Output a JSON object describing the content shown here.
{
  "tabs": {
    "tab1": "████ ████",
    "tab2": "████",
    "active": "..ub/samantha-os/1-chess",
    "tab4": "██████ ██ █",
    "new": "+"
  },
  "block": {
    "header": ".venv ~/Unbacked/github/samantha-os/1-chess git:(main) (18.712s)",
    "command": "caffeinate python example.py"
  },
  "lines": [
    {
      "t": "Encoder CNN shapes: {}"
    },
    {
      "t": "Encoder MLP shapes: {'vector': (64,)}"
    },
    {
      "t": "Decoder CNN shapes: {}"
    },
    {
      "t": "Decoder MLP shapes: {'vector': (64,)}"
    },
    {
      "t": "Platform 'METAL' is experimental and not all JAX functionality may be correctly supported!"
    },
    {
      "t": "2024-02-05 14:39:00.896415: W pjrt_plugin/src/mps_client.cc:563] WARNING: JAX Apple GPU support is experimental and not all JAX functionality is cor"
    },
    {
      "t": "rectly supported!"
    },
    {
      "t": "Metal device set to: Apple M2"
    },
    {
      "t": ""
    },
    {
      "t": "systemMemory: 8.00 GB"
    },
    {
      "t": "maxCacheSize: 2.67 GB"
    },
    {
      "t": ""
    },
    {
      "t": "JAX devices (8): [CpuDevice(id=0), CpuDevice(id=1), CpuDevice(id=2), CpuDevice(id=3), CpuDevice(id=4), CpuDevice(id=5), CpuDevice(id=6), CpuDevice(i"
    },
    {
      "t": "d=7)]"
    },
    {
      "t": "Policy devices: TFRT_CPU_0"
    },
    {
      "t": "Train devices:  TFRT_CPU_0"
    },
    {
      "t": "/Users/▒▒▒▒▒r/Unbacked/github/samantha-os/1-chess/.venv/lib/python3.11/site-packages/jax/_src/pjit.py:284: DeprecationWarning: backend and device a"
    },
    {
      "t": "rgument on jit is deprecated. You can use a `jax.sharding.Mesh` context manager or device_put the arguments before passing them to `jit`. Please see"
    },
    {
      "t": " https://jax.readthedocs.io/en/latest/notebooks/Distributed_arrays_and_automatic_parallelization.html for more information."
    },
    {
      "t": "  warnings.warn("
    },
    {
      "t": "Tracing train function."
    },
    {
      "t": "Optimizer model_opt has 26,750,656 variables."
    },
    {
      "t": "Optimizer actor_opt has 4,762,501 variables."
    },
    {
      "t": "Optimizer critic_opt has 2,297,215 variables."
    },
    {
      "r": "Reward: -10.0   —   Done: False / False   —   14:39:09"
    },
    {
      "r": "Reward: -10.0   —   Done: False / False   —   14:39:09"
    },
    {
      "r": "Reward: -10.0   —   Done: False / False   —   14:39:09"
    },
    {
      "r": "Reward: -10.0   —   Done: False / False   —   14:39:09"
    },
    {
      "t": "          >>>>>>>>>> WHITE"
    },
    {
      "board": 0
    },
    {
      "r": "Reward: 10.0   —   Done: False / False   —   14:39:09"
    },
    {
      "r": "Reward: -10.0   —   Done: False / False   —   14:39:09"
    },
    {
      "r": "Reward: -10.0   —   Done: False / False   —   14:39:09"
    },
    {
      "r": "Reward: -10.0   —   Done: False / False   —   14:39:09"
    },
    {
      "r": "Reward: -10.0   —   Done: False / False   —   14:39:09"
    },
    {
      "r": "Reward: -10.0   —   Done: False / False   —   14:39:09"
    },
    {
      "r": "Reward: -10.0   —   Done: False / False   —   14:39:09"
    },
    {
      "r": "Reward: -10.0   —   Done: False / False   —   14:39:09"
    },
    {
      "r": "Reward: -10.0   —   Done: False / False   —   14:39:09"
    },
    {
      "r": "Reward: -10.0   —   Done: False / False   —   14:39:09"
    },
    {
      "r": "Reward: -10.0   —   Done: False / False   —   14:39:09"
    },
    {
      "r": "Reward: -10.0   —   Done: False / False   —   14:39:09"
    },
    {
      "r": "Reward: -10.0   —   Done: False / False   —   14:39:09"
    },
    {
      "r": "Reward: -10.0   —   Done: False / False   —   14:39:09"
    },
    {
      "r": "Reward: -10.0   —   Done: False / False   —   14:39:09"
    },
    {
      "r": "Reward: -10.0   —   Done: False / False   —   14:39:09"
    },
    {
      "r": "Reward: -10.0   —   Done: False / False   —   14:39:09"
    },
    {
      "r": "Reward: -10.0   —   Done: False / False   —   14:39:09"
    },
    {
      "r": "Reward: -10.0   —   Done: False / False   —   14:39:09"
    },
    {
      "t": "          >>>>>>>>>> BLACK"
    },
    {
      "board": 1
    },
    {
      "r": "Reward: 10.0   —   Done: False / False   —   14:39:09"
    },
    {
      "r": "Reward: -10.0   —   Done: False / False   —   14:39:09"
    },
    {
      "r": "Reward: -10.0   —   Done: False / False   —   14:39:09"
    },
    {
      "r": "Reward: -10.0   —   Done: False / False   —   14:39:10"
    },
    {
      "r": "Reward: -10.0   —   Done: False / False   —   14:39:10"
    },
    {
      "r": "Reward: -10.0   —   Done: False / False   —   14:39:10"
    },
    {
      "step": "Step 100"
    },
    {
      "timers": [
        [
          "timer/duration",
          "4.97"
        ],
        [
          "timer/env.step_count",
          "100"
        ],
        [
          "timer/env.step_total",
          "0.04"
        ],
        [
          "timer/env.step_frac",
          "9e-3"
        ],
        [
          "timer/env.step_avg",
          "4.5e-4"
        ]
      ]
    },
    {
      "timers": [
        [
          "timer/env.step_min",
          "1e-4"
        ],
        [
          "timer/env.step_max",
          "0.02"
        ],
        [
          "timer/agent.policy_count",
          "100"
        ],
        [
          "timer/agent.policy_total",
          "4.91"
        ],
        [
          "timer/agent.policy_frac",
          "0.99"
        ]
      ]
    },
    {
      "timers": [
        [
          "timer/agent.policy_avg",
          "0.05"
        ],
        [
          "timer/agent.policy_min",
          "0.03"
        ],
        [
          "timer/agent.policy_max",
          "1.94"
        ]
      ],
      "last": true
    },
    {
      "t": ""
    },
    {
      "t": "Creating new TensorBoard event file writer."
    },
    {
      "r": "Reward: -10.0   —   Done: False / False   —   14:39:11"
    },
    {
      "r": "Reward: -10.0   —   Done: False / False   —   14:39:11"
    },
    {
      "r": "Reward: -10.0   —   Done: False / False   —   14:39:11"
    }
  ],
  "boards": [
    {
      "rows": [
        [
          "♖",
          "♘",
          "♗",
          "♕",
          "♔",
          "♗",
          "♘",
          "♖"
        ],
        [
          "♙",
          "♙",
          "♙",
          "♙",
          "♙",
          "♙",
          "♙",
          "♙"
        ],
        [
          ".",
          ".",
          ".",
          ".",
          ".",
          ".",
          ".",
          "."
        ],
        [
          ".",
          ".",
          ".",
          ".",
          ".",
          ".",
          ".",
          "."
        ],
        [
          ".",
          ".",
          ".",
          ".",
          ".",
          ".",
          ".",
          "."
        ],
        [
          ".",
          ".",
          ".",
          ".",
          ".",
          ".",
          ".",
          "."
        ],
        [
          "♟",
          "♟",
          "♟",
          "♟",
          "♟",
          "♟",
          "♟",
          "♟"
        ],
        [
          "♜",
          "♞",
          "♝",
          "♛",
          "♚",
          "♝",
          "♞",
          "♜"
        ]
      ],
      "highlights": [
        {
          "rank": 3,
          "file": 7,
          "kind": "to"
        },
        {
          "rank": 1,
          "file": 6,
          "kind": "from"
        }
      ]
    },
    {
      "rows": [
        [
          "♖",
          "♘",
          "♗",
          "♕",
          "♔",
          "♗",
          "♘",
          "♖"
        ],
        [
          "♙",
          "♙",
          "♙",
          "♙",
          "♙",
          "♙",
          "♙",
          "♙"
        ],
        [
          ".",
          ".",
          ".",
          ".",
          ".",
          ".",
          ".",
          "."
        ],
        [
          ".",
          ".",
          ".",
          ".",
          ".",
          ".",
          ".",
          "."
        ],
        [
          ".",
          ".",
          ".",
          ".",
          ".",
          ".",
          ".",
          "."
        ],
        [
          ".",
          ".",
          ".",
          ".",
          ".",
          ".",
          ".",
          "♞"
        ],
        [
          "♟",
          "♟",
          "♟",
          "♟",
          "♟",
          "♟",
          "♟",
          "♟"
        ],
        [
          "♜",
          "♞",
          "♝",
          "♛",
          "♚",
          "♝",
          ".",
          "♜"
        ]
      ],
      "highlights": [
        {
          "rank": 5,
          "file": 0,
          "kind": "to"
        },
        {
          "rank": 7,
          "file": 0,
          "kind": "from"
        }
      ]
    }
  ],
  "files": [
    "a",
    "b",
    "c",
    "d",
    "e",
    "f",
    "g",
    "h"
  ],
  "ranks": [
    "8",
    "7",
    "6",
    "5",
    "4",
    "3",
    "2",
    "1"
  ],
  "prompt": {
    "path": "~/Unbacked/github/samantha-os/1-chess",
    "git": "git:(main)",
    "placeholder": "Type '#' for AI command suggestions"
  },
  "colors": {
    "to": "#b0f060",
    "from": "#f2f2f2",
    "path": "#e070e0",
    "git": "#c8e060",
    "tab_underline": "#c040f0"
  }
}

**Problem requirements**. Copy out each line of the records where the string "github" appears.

**Answer space**.
    "header": ".venv ~/Unbacked/github/samantha-os/1-chess git:(main) (18.712s)",
      "t": "/Users/▒▒▒▒▒r/Unbacked/github/samantha-os/1-chess/.venv/lib/python3.11/site-packages/jax/_src/pjit.py:284: DeprecationWarning: backend and device a"
    "path": "~/Unbacked/github/samantha-os/1-chess",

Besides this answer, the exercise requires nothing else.